Considering just the network storage case, my understanding is that for a given data packet, the processing is time is given by the sum of:
Data transit time to worker node over network
Local disk write/read time (is the data cached to disk first?)
Decompression and loading of data into memory
Loading the desired entry
Repeating steps 4 and 5 until data packet finished
Request next packet to be sent
Processing time in my tests seems to be mostly spent loading the data into memory and copying it over the network. That said there was a large performance difference in whether the input ntuple was slimmed or had the unnecessary branches turned off using SetBranchStatus. Where is SetBranchStatus applied in this processing chain?

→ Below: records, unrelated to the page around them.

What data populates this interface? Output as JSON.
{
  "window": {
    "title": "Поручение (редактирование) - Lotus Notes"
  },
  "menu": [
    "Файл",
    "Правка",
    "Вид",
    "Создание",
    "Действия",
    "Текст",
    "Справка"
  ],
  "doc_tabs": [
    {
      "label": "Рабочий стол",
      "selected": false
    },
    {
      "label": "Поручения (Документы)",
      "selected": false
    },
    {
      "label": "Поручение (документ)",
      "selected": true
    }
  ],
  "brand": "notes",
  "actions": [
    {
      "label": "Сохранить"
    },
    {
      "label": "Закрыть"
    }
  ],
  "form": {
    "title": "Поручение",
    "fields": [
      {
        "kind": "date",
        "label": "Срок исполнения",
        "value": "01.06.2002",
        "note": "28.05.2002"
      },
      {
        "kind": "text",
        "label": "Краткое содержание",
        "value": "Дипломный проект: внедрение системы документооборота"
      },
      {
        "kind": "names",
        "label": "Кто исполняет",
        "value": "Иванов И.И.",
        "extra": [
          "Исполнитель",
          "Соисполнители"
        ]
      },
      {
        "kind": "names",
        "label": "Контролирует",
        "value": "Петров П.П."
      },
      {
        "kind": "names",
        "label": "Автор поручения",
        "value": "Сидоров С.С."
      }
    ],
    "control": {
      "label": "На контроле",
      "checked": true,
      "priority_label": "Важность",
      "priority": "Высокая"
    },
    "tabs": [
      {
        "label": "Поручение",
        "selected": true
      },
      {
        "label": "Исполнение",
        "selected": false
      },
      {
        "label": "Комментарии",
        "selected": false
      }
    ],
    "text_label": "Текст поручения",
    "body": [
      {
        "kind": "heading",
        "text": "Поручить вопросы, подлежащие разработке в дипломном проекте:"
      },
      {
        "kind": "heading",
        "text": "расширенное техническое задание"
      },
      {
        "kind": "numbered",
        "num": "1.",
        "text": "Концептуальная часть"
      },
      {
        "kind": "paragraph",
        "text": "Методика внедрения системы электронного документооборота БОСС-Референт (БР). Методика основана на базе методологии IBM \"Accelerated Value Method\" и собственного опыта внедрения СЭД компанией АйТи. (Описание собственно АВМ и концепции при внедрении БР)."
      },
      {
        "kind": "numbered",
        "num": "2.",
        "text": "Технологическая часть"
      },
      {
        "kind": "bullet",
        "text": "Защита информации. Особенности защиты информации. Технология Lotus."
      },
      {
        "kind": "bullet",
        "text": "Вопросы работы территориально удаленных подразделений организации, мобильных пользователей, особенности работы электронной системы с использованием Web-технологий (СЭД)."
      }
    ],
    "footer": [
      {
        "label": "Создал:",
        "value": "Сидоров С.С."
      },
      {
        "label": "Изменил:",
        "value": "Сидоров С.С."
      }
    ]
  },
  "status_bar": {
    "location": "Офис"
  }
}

The TTreeCache is on by default and since version 5.25/04 synchronized with the packetizer; so the transfers are somewhat optimized. The network bandwidth is typically the ultimate limit in such a case, provided that the server remotely has the capability to serve all the incoming requests.
Decompression is an heavy step and definitely dominates this once the data are received locally.
This depends on you …
Packet request latency is typically small, but the requests a processed serially by the master, so this may become visible in the case of many workers with a single master.
Disabling branches you read less data and it goes faster. That is one of the main advantages of the tree structure. [quote]
Where is SetBranchStatus applied in this processing chain?
The right place where to set the status is TSelector::Init(TTree *), which is called each time a new TTree object in load in memory.
Is all the data in the TTree decompressed by default? That is, does SetBranchStatus in Init() affect whether certain branches are decompressed?
Disabling branches you read less data and it goes faster. That is one of the main advantages of the tree structure.
I’m sorry I wasn’t clearer, what I meant was, if I turn off branches I don’t need using SetBranchStatus in Init(), I get some increase it speed. If I remove those branches from the TTree completely and save it to new ROOT files and use those as input, the job runs a LOT faster. Meanwhile, the network data transfer does not seem to be saturated in either case as the processing rate goes up linearly with each additional worker. There must be some processing step on the worker node which takes a lot longer with larger TTrees and is not affected by SetBranchStatus. Can you enlighten me as to what is going on here?
Instead of calling SetBranchstatus and then tree.GetEntry, it is much faster to call mybranch.GetEntry.
In case of a tree with 10000 branches (many Atlas Trees) and one million events, it makes a huge difference.
see example in tutorial h1analysis.C